BYU

Math Seminar Takes Students beyond the Classroom

Math makes Davy Jones’s tentacles come to life — and thanks to a math degree, Adam Sidwell, one of the panel speakers, was prepared to generate computer images for major Hollywood hits.

Math makes Davy Jones’s tentacles come to life — and thanks to a math degree, Adam Sidwell, one of the panel speakers, was prepared to generate computer images for major Hollywood hits.

From cryptography at the National Security Agency to mathematics in the US Navy, combining the right set of skills with a math degree can lead to more opportunities than you’d think.

Last fall semester, the weekly Careers in Math Seminar gave students a taste of what options their futures might hold. The seminar, funded by the National Science Foundation and sponsored by the BYU Math Department, hosted speakers from various industries to share their stories, insights and advice on how to prepare for a career.

Professor Michael Dorff, who has been running the seminar for the past four years, said fall semester was the first time the seminar included a panel discussion on internships — internships that set BYU apart from other math departments.

“Nationally, internships in mathematics have been very rare,” Dorff said. “Last year, [BYU] had several math majors do paid summer internships. So we had a panel of five of them talk about their experiences.”

The panel members spoke about their involvement with companies such as the National Security Agency, Accenture and Novatek. All of these companies have invited these interns to work for them when they graduate.

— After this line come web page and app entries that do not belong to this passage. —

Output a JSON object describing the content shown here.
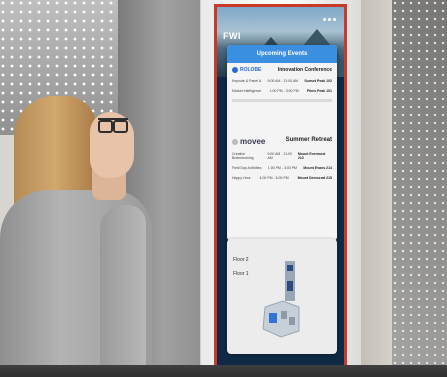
{
  "kiosk": {
    "brand": "FWI",
    "events_header": "Upcoming Events",
    "events": [
      {
        "brand": "ROLOBE",
        "title": "Innovation Conference",
        "sessions": [
          {
            "name": "Keynote & Panel A",
            "time": "9:00 AM - 11:00 AM",
            "place": "Sunset Peak 102"
          },
          {
            "name": "Market Intelligence",
            "time": "1:00 PM - 3:00 PM",
            "place": "Pikes Peak 101"
          }
        ]
      },
      {
        "brand": "movee",
        "title": "Summer Retreat",
        "sessions": [
          {
            "name": "Creative Brainstorming",
            "time": "9:00 AM - 11:00 AM",
            "place": "Mount Evermost 213"
          },
          {
            "name": "Field Day Activities",
            "time": "1:00 PM - 3:00 PM",
            "place": "Mount Evans 214"
          },
          {
            "name": "Happy Hour",
            "time": "4:00 PM - 6:00 PM",
            "place": "Mount Democrat 215"
          }
        ]
      }
    ],
    "map": {
      "floors": [
        "Floor 2",
        "Floor 1"
      ]
    }
  },
  "colors": {
    "accent": "#3b8fe0",
    "frame": "#c73a28",
    "screen_bg": "#0f2a45"
  }
}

Other Careers in Math speakers included David Evans, from Bell Helicopter; Sommer Gentry, who performs operations research in the medical field; and Adam Sidwell, who does computer animation in movies such as Transformers, Tron: Legacy, and Pirates of the Caribbean. All the speakers have a strong background in mathematics, and most of them received their education at BYU.

Despite their varying areas of expertise, Dorff said a general theme emerged. Throughout all the lectures, students were reminded that with the right training, they will be able to get interesting and well-paying jobs when they graduate.

All of the speakers strongly felt that students in the STEM fields — science, technology, engineering and math — can succeed in many different areas because of their problem-solving skills. However, there is more to securing your dream job than just earning a STEM degree. Many of the speakers stressed the benefits of being able to speak and write well.

“In addition to having a degree, what also would help [students] in getting a good job is to develop good communication skills,” Dorff said. “That’s a really useful thing for people in science and math, because when you go into industry, you have to take a technical idea and explain it to somebody who doesn’t have a technical background.”

The speakers also counseled students to sharpen their computer skills.

“Learn some computer programming,” Dorff said. “At almost every job, you need to know how to do a certain level of programming.”

Dorff said the third overriding theme among all the speakers was to have students boost their chances of success in the workforce by dabbling in sciences other than their area of expertise.

“Besides having the specialized major, students should have a background in some other type of science classes,” Dorff said. “So, a little extra statistics, or maybe extra biology if you wanted to go into pharmaceutical careers or chemistry.”

Dorff said the purpose of the Careers in Math Seminar is to show students that their career options in math are overflowing.

“Part of the reason we started doing this is because students thought all they could do in math is teach,” he said. “The [Careers in Math Seminar] helps them know that there are lots of job opportunities available for them — especially if they prepare themselves.”

The Careers in Math Seminar is held during fall semester. In fall 2012, students can expect to hear from professionals in the healthcare, finance and crime investigation industries, as well as other great speakers.

By Katie Pitts and Stacie Carnley Posted on